This issue started without any extra notice. Customer service notified us that labels were not uploaded. Essentially, we receive the labels from our logistic partners, we print them out and apply them to the parcels we send out. And there is also a small step in the system where we concatenate the label batches to bigger files to make the printing easier for our colleagues. Both the input and the output files are simple PDFs.
When we checked our logs we noticed that something had been changed with the original labels.
The error message was quite clear: the input PDF files’ format had been changed. We could verify it easily:
We checked the link the error message mentioned… They have a commercial add-on to open PDF files higher than 1.4.
Fortunately, I played with ghostscript a few days ago and remembered that it could manipulate PDF files efficiently. And Google gave us useful examples on stackoverflow.
We implemented the new code in less than half an hour. The main logic was very simple:
We gave it a try and it worked. We tried it with longer files and we noticed that a few labels had changed their orientation. 2-3 of 60 labels were landscape instead of portrait, though all the originals were portrait. And the problem appeared consistent with the same files.
We started to play with the switches… Ghostscript had much more options than we expected and its documentation is not really
Google-friendly, but we found finally the
Our first attempt was the
-dAutoRotatePages=/All setting, but this uses some kind of majority decision for rotating the pages…
We tried this with only one label which had been rotated unintentionally.
It did not work as we could expect.
It seemed that something like this had been enabled on page level.
At least with this given file ghostscript did the same rotation with or without the flag.

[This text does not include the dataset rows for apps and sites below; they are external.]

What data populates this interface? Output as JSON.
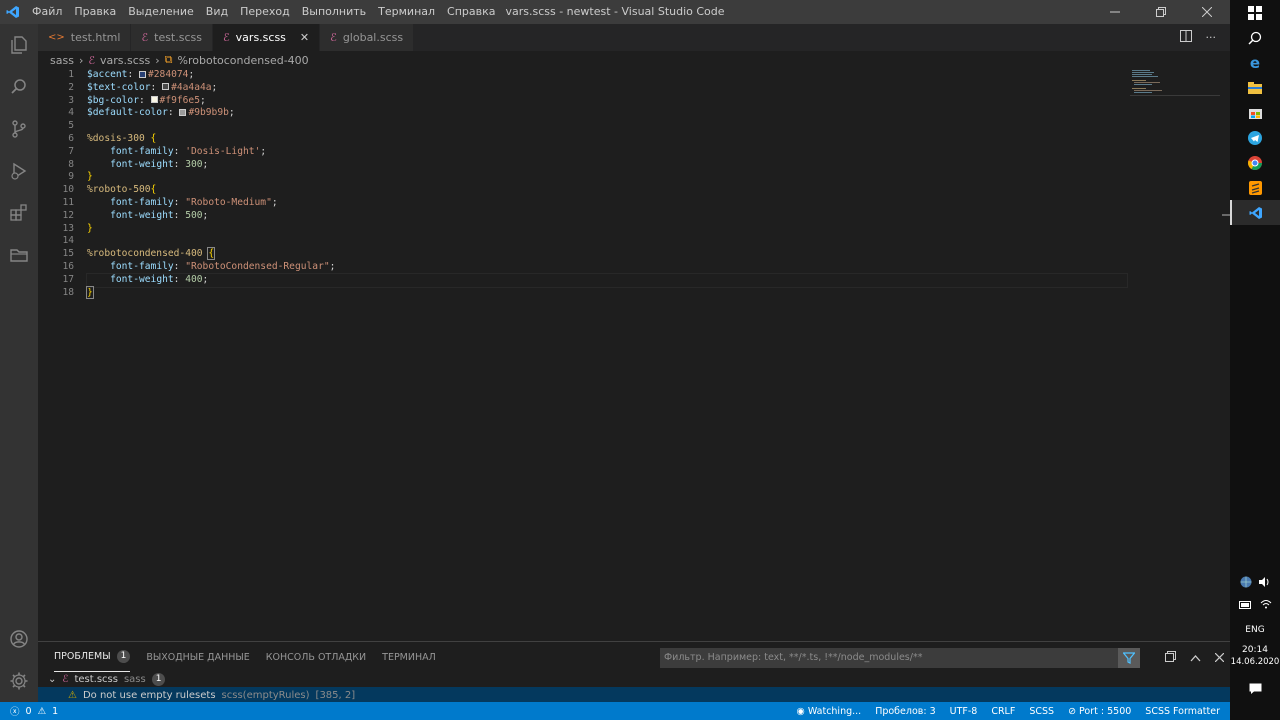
{
  "window": {
    "title": "vars.scss - newtest - Visual Studio Code",
    "menu": [
      "Файл",
      "Правка",
      "Выделение",
      "Вид",
      "Переход",
      "Выполнить",
      "Терминал",
      "Справка"
    ]
  },
  "tabs": [
    {
      "label": "test.html",
      "icon": "html-file-icon",
      "active": false
    },
    {
      "label": "test.scss",
      "icon": "sass-file-icon",
      "active": false
    },
    {
      "label": "vars.scss",
      "icon": "sass-file-icon",
      "active": true
    },
    {
      "label": "global.scss",
      "icon": "sass-file-icon",
      "active": false
    }
  ],
  "breadcrumb": {
    "folder": "sass",
    "file": "vars.scss",
    "symbol": "%robotocondensed-400"
  },
  "editor": {
    "line_numbers": [
      "1",
      "2",
      "3",
      "4",
      "5",
      "6",
      "7",
      "8",
      "9",
      "10",
      "11",
      "12",
      "13",
      "14",
      "15",
      "16",
      "17",
      "18"
    ],
    "vars": [
      {
        "name": "$accent",
        "value": "#284074"
      },
      {
        "name": "$text-color",
        "value": "#4a4a4a"
      },
      {
        "name": "$bg-color",
        "value": "#f9f6e5"
      },
      {
        "name": "$default-color",
        "value": "#9b9b9b"
      }
    ],
    "blocks": [
      {
        "selector": "%dosis-300",
        "family": "'Dosis-Light'",
        "weight": "300"
      },
      {
        "selector": "%roboto-500",
        "family": "\"Roboto-Medium\"",
        "weight": "500"
      },
      {
        "selector": "%robotocondensed-400",
        "family": "\"RobotoCondensed-Regular\"",
        "weight": "400"
      }
    ],
    "prop_family": "font-family",
    "prop_weight": "font-weight"
  },
  "panel": {
    "tabs": [
      {
        "label": "ПРОБЛЕМЫ",
        "badge": "1",
        "active": true
      },
      {
        "label": "ВЫХОДНЫЕ ДАННЫЕ"
      },
      {
        "label": "КОНСОЛЬ ОТЛАДКИ"
      },
      {
        "label": "ТЕРМИНАЛ"
      }
    ],
    "filter_placeholder": "Фильтр. Например: text, **/*.ts, !**/node_modules/**",
    "problem_file": {
      "name": "test.scss",
      "folder": "sass",
      "count": "1"
    },
    "problem": {
      "message": "Do not use empty rulesets",
      "source": "scss(emptyRules)",
      "location": "[385, 2]"
    }
  },
  "statusbar": {
    "errors": "0",
    "warnings": "1",
    "watching": "Watching...",
    "spaces": "Пробелов: 3",
    "encoding": "UTF-8",
    "eol": "CRLF",
    "language": "SCSS",
    "port": "Port : 5500",
    "formatter": "SCSS Formatter"
  },
  "taskbar": {
    "lang": "ENG",
    "time": "20:14",
    "date": "14.06.2020"
  },
  "colors": {
    "accent": "#007acc",
    "titlebar": "#3c3c3c",
    "editor_bg": "#1e1e1e"
  }
}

Fortunately, our next attempt was successful.
Which worked properly for both the big batches and the single files.
A 27 years old software saved our day.